3.3: There are currently about 3.3 billion people living under political systems considered autocratic, according to the latest annual report by the Bertelsmann Stiftung, a research institution. That’s the highest number registered since they began regular surveys in 2006. Still, 4.2 billion people live in democracies.

0: The number of tweets that @realdonaldtrump has written about Stormy Daniels, the porn star who says she had an affair with Mr Trump in 2006. Well, my spiritual adviser Willis Sparks pointed out that the only people Donald Trump is afraid of offending are Vladimir Putin and a porn star. So there’s that.

The Paris Call for Trust and Security in Cyberspace launched in 2018 with the commitment of signatories to stand up to cyber threats like election interference, attacks on critical infrastructure, and supply chain vulnerabilities. Last week, on the first anniversary of the call, the number of signatories has nearly tripled to more than 1,000 and now includes 74 nations; more than 350 international, civil society and public sector organizations; and more than 600 private sector entities. These commitments to the Paris Call from around the world demonstrate a widespread, global, multi-stakeholder consensus about acceptable behavior in cyberspace.

Read More at Microsoft On The Issues.

What changes now that the U.S. softened its position on Israeli settlements?

Well, I mean, not a lot. I mean, keep in mind that this is also the administration that moved the embassy to Jerusalem, from Tel Aviv. Everyone said that was going to be a massive problem. Ultimately, not many people cared. Same thing with recognition of Golan Heights for Israel. This is just one more give from the Americans to the Israelis in the context of a region that doesn't care as much as they used to about Israel - Palestine.

More Show less

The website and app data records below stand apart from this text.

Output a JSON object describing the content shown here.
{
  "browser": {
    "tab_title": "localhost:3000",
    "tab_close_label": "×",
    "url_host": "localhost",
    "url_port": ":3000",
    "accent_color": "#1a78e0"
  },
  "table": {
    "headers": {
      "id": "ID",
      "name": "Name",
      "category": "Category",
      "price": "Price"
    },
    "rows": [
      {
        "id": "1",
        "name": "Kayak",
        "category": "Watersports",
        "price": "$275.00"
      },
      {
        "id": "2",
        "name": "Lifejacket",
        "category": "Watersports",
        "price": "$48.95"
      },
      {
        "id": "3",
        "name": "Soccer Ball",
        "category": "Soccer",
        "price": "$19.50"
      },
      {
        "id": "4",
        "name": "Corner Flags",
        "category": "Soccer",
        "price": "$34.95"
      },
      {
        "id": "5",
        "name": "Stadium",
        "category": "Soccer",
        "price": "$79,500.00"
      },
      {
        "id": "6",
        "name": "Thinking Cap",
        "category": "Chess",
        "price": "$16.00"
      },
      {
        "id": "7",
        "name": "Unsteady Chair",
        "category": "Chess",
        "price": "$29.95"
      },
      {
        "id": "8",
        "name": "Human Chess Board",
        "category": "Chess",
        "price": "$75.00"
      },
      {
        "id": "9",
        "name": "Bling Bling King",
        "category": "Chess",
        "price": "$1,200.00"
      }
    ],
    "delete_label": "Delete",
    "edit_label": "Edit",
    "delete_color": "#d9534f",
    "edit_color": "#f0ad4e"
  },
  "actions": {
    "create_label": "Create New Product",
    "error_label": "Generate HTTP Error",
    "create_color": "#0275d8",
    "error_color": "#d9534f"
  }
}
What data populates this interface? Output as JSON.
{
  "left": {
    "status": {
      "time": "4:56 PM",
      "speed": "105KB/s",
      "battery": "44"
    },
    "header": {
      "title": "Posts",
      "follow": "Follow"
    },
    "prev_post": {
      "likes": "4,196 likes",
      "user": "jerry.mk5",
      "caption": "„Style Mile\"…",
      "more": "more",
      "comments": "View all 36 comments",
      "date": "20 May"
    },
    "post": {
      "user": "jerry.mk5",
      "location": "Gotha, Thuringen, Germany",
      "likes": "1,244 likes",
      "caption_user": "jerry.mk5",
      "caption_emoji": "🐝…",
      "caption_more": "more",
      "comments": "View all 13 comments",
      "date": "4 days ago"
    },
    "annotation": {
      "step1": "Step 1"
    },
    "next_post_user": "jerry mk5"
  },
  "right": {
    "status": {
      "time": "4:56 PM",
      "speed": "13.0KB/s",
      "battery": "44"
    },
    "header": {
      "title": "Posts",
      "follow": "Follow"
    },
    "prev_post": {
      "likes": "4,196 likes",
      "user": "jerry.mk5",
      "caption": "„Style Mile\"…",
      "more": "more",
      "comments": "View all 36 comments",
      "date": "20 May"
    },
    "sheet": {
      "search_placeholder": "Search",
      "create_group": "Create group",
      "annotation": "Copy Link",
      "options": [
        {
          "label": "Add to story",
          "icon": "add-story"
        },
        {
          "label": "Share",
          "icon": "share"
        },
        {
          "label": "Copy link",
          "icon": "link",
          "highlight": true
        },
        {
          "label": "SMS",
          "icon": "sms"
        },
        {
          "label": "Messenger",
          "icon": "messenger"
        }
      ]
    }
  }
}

Bolivia's polarizing interim president: After Bolivian president Evo Morales and his deputies were pushed out of office for rigging last month's presidential election, little-known opposition Senator Jeanine Añez took office as interim leader. Añez has promised to guide the country toward a "national consensus" ahead of new elections in January, but she's already risked deepening political divides. On day one, she lugged a giant bible into office, in a perceived swipe at Morales, who had elevated popular indigenous traditions that the ultra-conservative Ms. Añez once called "satanic." She's also abruptly reoriented the country's foreign ties toward Latin America's conservative governments. On her watch, at least eight pro-Morales protesters have been killed by the authorities. Morales himself, exiled in Mexico, says he's the victim of a coup and wants to run in the elections. Añez says he's barred, but his MAS political party still controls both houses of congress and has to be a partner for any smooth transition. Some compromise is necessary, but things don't seem to be going that way.

More Show less

2,887: Japan's Prime Minister Shinzo Abe has now broken a century-old record to become the longest serving PM in Japan's history, at 2,887 days. It's a stunning feat for a premier who made a political comeback after quitting in 2007 due to a series of embarrassing scandals.

More Show less